Rest is history as covered widely in media. End result was that Pakistan Army Chief appointed his own choice of ISI Chief, PM Imran Khan was ousted in a Constitutional Coup and China was left empty-handed politically and strategically in Pakistan political dynamics. Within Pakistan there is growing opposition to China’s flagship project in Pakistan, namely the C=PEC.
Sri Lanka presents a dismal picture in term of China’s strategic and economic investments where China like C-PEC in Pakistan has sunk billions of dollars in return for gains of strategic naval bases.

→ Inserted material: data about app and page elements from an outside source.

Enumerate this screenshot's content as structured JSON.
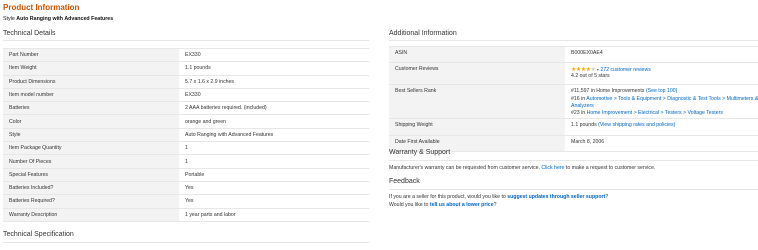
{
  "page_title": "Product Information",
  "style_line": {
    "label": "Style",
    "value": "Auto Ranging with Advanced Features"
  },
  "technical_details": {
    "title": "Technical Details",
    "rows": [
      {
        "k": "Part Number",
        "v": "EX330"
      },
      {
        "k": "Item Weight",
        "v": "1.1 pounds"
      },
      {
        "k": "Product Dimensions",
        "v": "5.7 x 1.6 x 2.9 inches"
      },
      {
        "k": "Item model number",
        "v": "EX330"
      },
      {
        "k": "Batteries",
        "v": "2 AAA batteries required. (included)"
      },
      {
        "k": "Color",
        "v": "orange and green"
      },
      {
        "k": "Style",
        "v": "Auto Ranging with Advanced Features"
      },
      {
        "k": "Item Package Quantity",
        "v": "1"
      },
      {
        "k": "Number Of Pieces",
        "v": "1"
      },
      {
        "k": "Special Features",
        "v": "Portable"
      },
      {
        "k": "Batteries Included?",
        "v": "Yes"
      },
      {
        "k": "Batteries Required?",
        "v": "Yes"
      },
      {
        "k": "Warranty Description",
        "v": "1 year parts and labor"
      }
    ]
  },
  "technical_specification": {
    "title": "Technical Specification"
  },
  "additional_information": {
    "title": "Additional Information",
    "asin_label": "ASIN",
    "asin": "B000EX0AE4",
    "reviews_label": "Customer Reviews",
    "stars_on": "★★★★",
    "stars_off": "★",
    "caret": "▾",
    "reviews_link": "272 customer reviews",
    "rating_text": "4.2 out of 5 stars",
    "bsr_label": "Best Sellers Rank",
    "bsr_main_rank": "#11,597 in Home Improvements",
    "bsr_main_link": "(See top 100)",
    "bsr_2_rank": "#16 in",
    "bsr_2_path": "Automotive > Tools & Equipment > Diagnostic & Test Tools > Multimeters & Analyzers",
    "bsr_3_rank": "#23 in",
    "bsr_3_path": "Home Improvement > Electrical > Testers > Voltage Testers",
    "shipping_label": "Shipping Weight",
    "shipping_value": "1.1 pounds",
    "shipping_link": "(View shipping rates and policies)",
    "date_label": "Date First Available",
    "date_value": "March 8, 2006"
  },
  "warranty": {
    "title": "Warranty & Support",
    "text_before": "Manufacturer's warranty can be requested from customer service.",
    "link": "Click here",
    "text_after": "to make a request to customer service."
  },
  "feedback": {
    "title": "Feedback",
    "line1_before": "If you are a seller for this product, would you like to",
    "line1_link": "suggest updates through seller support",
    "line1_after": "?",
    "line2_before": "Would you like to",
    "line2_link": "tell us about a lower price",
    "line2_after": "?"
  }
}
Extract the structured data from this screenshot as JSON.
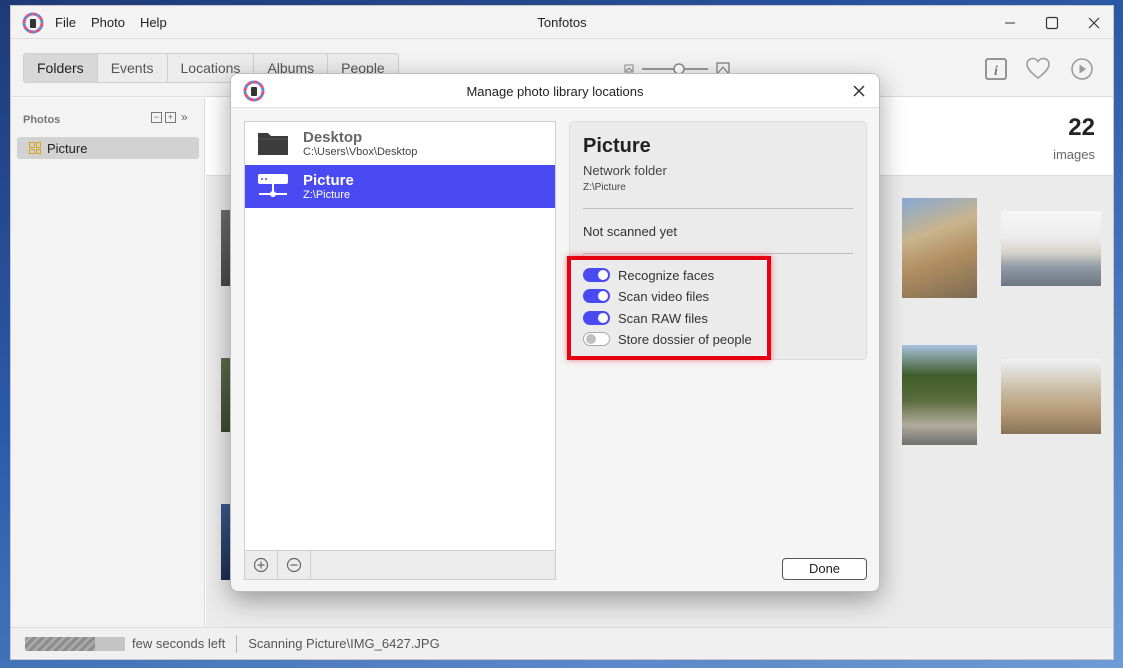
{
  "window": {
    "title": "Tonfotos",
    "menu": [
      "File",
      "Photo",
      "Help"
    ]
  },
  "toolbar": {
    "tabs": [
      "Folders",
      "Events",
      "Locations",
      "Albums",
      "People"
    ],
    "active_tab": "Folders",
    "icons": [
      "zoom-out-icon",
      "zoom-slider",
      "zoom-in-icon",
      "info-icon",
      "heart-icon",
      "play-icon"
    ]
  },
  "sidebar": {
    "heading": "Photos",
    "items": [
      {
        "label": "Picture",
        "icon": "folder-grid-icon"
      }
    ]
  },
  "content": {
    "count": "22",
    "count_label": "images"
  },
  "status": {
    "progress": 0.7,
    "time_left": "few seconds left",
    "message": "Scanning Picture\\IMG_6427.JPG"
  },
  "dialog": {
    "title": "Manage photo library locations",
    "locations": [
      {
        "name": "Desktop",
        "path": "C:\\Users\\Vbox\\Desktop",
        "icon": "folder-icon",
        "selected": false
      },
      {
        "name": "Picture",
        "path": "Z:\\Picture",
        "icon": "network-folder-icon",
        "selected": true
      }
    ],
    "detail": {
      "name": "Picture",
      "type": "Network folder",
      "path": "Z:\\Picture",
      "scan_status": "Not scanned yet",
      "options": [
        {
          "label": "Recognize faces",
          "enabled": true
        },
        {
          "label": "Scan video files",
          "enabled": true
        },
        {
          "label": "Scan RAW files",
          "enabled": true
        },
        {
          "label": "Store dossier of people",
          "enabled": false
        }
      ]
    },
    "done_label": "Done",
    "accent_color": "#4a4af2",
    "highlight_color": "#e60012"
  }
}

The President and Prime Minister of Sri Lanka, both Rajapaksha Brothers stand ousted by Sri Lankan ‘Street-Power due to complete economic meltdown as a result of economic –strategic tradeoffs with China. Perceptionaly, while the wealth of Rajapaksha Brothers grew exponentially with China economic largesse, Sri Lankans stand impoverished where today they are even deprived of basic necessities of living are scarce.
Nepalese political leaders have compulsively played the ‘China Card’ against India for decades. Perceptionaly, going by media reports, the Chinese Ambassador in Kathmandu was acting like China’s Viceroy in Kathmandu manipulating political parties in China’s favour. The Nepalese leaders now seem to have realised that Nepal playing the ‘China Card’ with PM Modi’s BJP Government in New Delhi is losing its currency value to detriment of Nepal’s overall national interests.
The Sri Lankan political and economic meltdown and the economic meltdown and politically dysfunctional state in Pakistan are the direct result of Sri Lanka and Pakistan’s apex leadership’s trading-off with China their national security interests for questionable economic gains which have not benefited Sri Lanka or Pakistan but leading to speculation that China’s financial largesse, directly or indirectly, has enriched personal coffers of the political leaders.
Geopolitically, the crucial question that arises at this dismal stage is whether China can retrieve its political and economic standing in South Asia as a whole? This has to be viewed in two or three different contexts. Firstly, whether geopolitical environment in South Asia could easily facilitate China to reposition itself on the same pedestal in South Asia? Secondly, whether China in view of its down-sliding economy will have the political will to sink in more financial largess in the melt-down Nations to bail them out from their terminal economic decline? Thirdly, whether Sri Lankans, Pakistanis or Nepalese themselves would welcome again China’s intrusive presence in their nations, seeing the misery that China has caused?
Regrettably, no optimistic answers are forthcoming on the above questions favour of China. China presumably had not foreseen that ‘street Power’ in Sri Lanka would force shameful fleeing of Rajapaksha Brothers and that use of ‘Street Power’ by erstwhile Pakistani PM Iran Khan could not install him back in power.
Concluding, what needs to be highlighted is that in July 2022 China is now playing not only on a geopolitical “Sticky Wicket” in South Asia, which was the title of an earlier Eurasia Paper by me on China in South Asia, but also that in China-induced economic meltdowns in Sri Lanka and Pakistan, has laid bare the futility of China’s ‘Debt Trap Diplomacy’ as a tool to gain strategic bases in South Asia at the expense of Indo Pacific security.